---- Records shown

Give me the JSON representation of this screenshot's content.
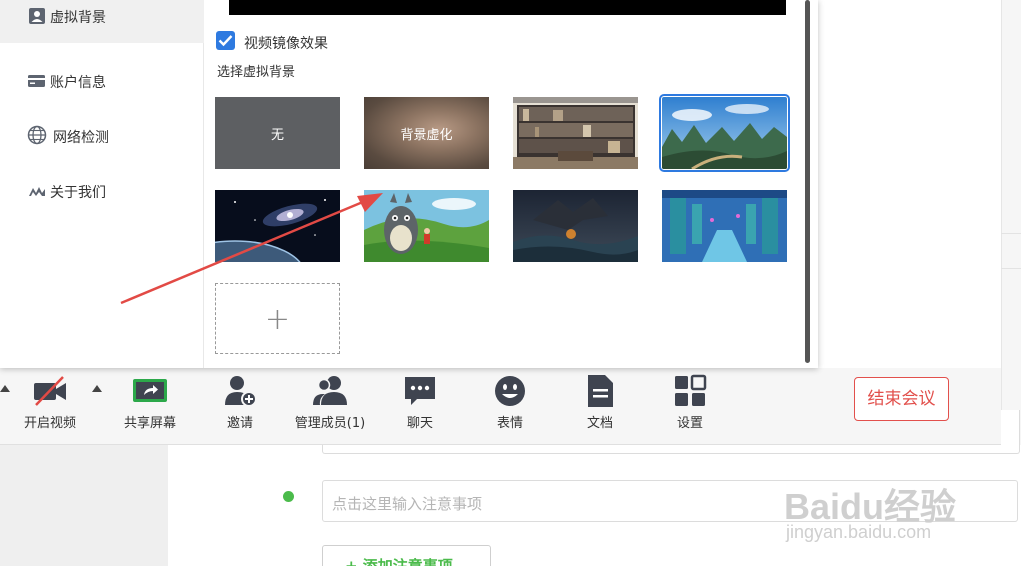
{
  "sidebar": {
    "items": [
      {
        "label": "虚拟背景",
        "icon": "user-card-icon",
        "active": true
      },
      {
        "label": "账户信息",
        "icon": "card-icon"
      },
      {
        "label": "网络检测",
        "icon": "globe-icon"
      },
      {
        "label": "关于我们",
        "icon": "logo-icon"
      }
    ]
  },
  "virtual_bg": {
    "mirror_label": "视频镜像效果",
    "mirror_checked": true,
    "choose_label": "选择虚拟背景",
    "thumbs": [
      {
        "label": "无",
        "kind": "none"
      },
      {
        "label": "背景虚化",
        "kind": "blur"
      },
      {
        "label": "",
        "kind": "bookshelf"
      },
      {
        "label": "",
        "kind": "karst-landscape",
        "selected": true
      },
      {
        "label": "",
        "kind": "galaxy"
      },
      {
        "label": "",
        "kind": "totoro"
      },
      {
        "label": "",
        "kind": "dragon-sea"
      },
      {
        "label": "",
        "kind": "underwater-ruins"
      }
    ],
    "add_symbol": "+"
  },
  "toolbar": {
    "items": [
      {
        "label": "开启视频",
        "icon": "video-off-icon"
      },
      {
        "label": "共享屏幕",
        "icon": "share-screen-icon"
      },
      {
        "label": "邀请",
        "icon": "invite-icon"
      },
      {
        "label": "管理成员(1)",
        "icon": "members-icon"
      },
      {
        "label": "聊天",
        "icon": "chat-icon"
      },
      {
        "label": "表情",
        "icon": "emoji-icon"
      },
      {
        "label": "文档",
        "icon": "document-icon"
      },
      {
        "label": "设置",
        "icon": "settings-icon"
      }
    ],
    "end_label": "结束会议"
  },
  "background_page": {
    "note_placeholder": "点击这里输入注意事项",
    "add_note_label": "+ 添加注意事项"
  },
  "watermark": {
    "brand": "Baidu经验",
    "url": "jingyan.baidu.com"
  },
  "colors": {
    "accent_blue": "#2e7ae0",
    "end_red": "#e2504c",
    "green": "#4bbb4b",
    "arrow_red": "#e24a45"
  }
}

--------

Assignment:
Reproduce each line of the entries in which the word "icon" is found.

Answer space:
        "icon": "user-card-icon",
        "icon": "card-icon"
        "icon": "globe-icon"
        "icon": "logo-icon"
        "icon": "video-off-icon"
        "icon": "share-screen-icon"
        "icon": "invite-icon"
        "icon": "members-icon"
        "icon": "chat-icon"
        "icon": "emoji-icon"
        "icon": "document-icon"
        "icon": "settings-icon"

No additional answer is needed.